“We know that they will come back strong, we know how they work,” said Delos Santos, whose squad scored a 25-23, 25-11, 25-17 win on Saturday at Mall of Asia Arena to move just a win away from a perfect conference.But even in the cusp of a historic repeat, the Petron mentor said they could still do better.FEATURED STORIESSPORTSPrivate companies step in to help SEA Games hostingSPORTSSEA Games: Biñan football stadium stands out in preparedness, completionSPORTSUrgent reply from Philippine football chief“We don’t think of the sweep. Right now, we rest and try to recover and then give it our all on Game 2 [on Tuesday],” added Delos Santos. “But for tonight (Game 1), I’m very proud of the way my players performed.”Sisi Rondina scored 12 points for Petron’s 13th victory in as many games this conference. The high-leaping Rondina was a big factor off the bench to halt Rhea Dimaculangan’s combination plays. Bernadeth Pons added 10, while middle hitter Remy Palma had nine.
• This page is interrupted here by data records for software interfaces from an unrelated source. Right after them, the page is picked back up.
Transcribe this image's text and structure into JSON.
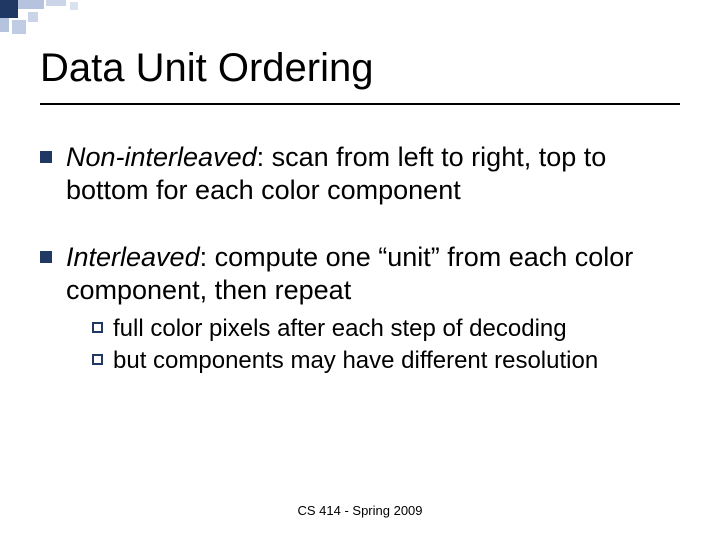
{
  "title": "Data Unit Ordering",
  "bullets": [
    {
      "lead": "Non-interleaved",
      "rest": ": scan from left to right, top to bottom for each color component",
      "sub": []
    },
    {
      "lead": "Interleaved",
      "rest": ": compute one “unit” from each color component, then repeat",
      "sub": [
        {
          "text": "full color pixels after each step of decoding"
        },
        {
          "text": "but components may have different resolution"
        }
      ]
    }
  ],
  "footer": "CS 414 - Spring 2009"
}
Private companies step in to help SEA Games hosting View comments Game 2 is slated Tuesday at 7 p.m., also at MOA Arena.Sports Related Videospowered by AdSparcRead Next SEA Games: Biñan football stadium stands out in preparedness, completion Lacson: 2019 budget delay due to P75-B House ‘insertion’ LATEST STORIES Don’t miss out on the latest news and information. In contrast, F2 Logistics didn’t have anyone scoring in double figures, stymied by Petron’s well-placed floor defense that yielded 79 excellent digs compare to 54 by the Cargo Movers.Delos Santos may have learned his lessons during last year’s Grand Prix final when F2 coach Ramil de Jesus tweaked his lineup which threw off the Blaze Spikers’ game plan.“We go back and study Game 1 and see how much we can still improve,” added Delos Santos, the national team mentor.The Cargo Movers leaned heavily on Ara Galang who banged in nine points but could not get the usual numbers from Kim Kianna Dy and Majoy Baron, who were limited to a combined seven points.F2 team leaders Aby Maraño and Cha Cruz were also silent, scoring a total of six points, aside from making 27 errors against Petron’s 16.ADVERTISEMENT PH underwater hockey team aims to make waves in SEA Games PLAY LIST 02:42PH underwater hockey team aims to make waves in SEA Games01:44Philippines marks anniversary of massacre with calls for justice01:19Fire erupts in Barangay Tatalon in Quezon City01:07Trump talks impeachment while meeting NCAA athletes02:49World-class track facilities installed at NCC for SEA Games02:11Trump awards medals to Jon Voight, Alison Krauss Hotel management clarifies SEAG footballers’ kikiam breakfast issue San Beda trounces Cebu five; CKSC stuns mapua MOST READ SEA Games: Biñan football stadium stands out in preparedness, completion Is Luis Manzano planning to propose to Jessy Mendiola? There is no way Petron is taking any chances.After whipping F2 Logistics in the opener of their Philippine Superliga All-Filipino Conference best-of-three finals, Petron coach Shaq delos Santos said they are going back to the drawing board and think of ways to answer their opponent’s expected counterattacks.ADVERTISEMENT LOOK: Joyce Pring goes public with engagement to Juancho Triviño TS Kammuri to enter PAR possibly a day after SEA Games opening